Current and Past Recommendations to the UN Security Council (Monthly Action Points)
Yemen (January 2019)

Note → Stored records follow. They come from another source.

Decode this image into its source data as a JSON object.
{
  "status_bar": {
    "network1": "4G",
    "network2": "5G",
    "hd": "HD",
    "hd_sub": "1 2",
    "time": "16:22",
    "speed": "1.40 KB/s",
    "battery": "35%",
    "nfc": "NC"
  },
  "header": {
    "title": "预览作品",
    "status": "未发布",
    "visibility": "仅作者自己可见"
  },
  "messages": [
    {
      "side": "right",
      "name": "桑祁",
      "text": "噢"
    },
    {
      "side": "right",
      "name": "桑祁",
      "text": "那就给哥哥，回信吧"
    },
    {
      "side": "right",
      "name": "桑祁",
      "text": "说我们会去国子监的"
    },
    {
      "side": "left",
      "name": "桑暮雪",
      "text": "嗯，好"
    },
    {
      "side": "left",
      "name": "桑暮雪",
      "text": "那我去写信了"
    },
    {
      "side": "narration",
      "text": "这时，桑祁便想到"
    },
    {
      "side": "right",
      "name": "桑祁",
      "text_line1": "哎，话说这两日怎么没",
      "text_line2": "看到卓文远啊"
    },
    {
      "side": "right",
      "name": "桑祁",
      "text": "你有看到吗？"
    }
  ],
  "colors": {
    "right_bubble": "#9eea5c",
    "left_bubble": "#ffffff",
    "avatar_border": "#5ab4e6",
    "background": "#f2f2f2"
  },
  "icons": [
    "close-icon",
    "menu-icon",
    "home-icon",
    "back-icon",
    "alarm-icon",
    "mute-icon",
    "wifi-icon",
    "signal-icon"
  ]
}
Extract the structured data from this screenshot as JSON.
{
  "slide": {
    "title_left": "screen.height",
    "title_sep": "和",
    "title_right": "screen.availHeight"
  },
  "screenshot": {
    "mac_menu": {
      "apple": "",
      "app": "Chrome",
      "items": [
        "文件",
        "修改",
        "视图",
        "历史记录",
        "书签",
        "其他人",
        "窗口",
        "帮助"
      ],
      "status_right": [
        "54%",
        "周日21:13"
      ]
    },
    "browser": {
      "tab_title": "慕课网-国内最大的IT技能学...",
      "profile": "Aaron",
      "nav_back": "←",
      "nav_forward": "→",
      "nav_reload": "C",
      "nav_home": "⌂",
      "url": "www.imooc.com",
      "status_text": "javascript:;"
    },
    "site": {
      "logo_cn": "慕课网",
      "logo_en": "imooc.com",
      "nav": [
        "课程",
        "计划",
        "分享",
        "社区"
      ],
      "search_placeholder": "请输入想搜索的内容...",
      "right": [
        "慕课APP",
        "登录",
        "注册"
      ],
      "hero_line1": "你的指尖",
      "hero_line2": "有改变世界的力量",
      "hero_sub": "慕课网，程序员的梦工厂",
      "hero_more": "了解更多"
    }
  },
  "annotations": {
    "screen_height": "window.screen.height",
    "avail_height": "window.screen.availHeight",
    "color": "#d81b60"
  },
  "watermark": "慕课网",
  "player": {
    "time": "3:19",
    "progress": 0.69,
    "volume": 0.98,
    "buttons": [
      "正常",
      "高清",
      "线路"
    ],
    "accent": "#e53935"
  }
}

As the Council discusses the situation in Yemen, including implementation of resolution 2451 (2018) and forthcoming peace talks in early 2019, women’s participation in all aspects of the process should continue to be emphasized. There was only one woman included in the formal peace talks that took place in Sweden in December 2018; future peace talks must include more women as full and active participants. All parties to the conflict continue to impose restrictions that prevent delivery of humanitarian assistance and deny the UN and other humanitarian actors’ access to civilians in Hodeida. The Council must continue to pressure all parties to comply with their obligation to allow and facilitate impartial, rapid and unimpeded delivery of humanitarian assistance to civilians in need under international humanitarian law. Any humanitarian assistance in the region must be gender-sensitive, respond to women and girls’ differentiated experiences and be developed in partnership with local civil society organizations. Such assistance should include a full range of medical services, including psychosocial and sexual and reproductive health services, as well as access to legal assistance, education and employment, before, during, and after armed conflict (S/RES/2122 (2013), CEDAW/C/YEM/Q/7-8). The Council and UN offices in Yemen must support civil society efforts to establish emergency plans and humanitarian operation room teams, including hotlines for civilians to report violence or request humanitarian assistance, and ensure their protection. Moreover, the Council should ensure participation of civil society organizations (CSOs), women leaders, women’s groups, and youth representatives that reflect the ethnic, geographic, and political diversity of Yemen’s population in all conflict resolution and conflict management processes. Further, Council members should ask senior UN officials to provide updates regarding efforts to protect women human rights defenders and civil society activists and their access to legal support and essential services. Council members should call for an international commission of inquiry as well as continued support of the national human rights monitoring and reporting mechanism to ensure that information and analysis are comprehensive and include documentation of attacks and threats against civil society. Further, national human rights organizations must be allowed to monitor and report on the human rights situation freely. All stakeholders, including the Arab coalition, must ensure women’s meaningful participation in discussion, design and implementation of peace and security strategies, including those that aim to counter violent extremism (S/RES/2122 (2013), OP 13; S/RES/2242 (2015), OP 13; CEDAW/C/YEM/Q/7-8). Finally, for this to be done effectively, capacity building for relevant experts, including peacebuilding and women’s CSOs, to undertake gender-sensitive conflict analysis and translate it into concrete actions, must be a priority.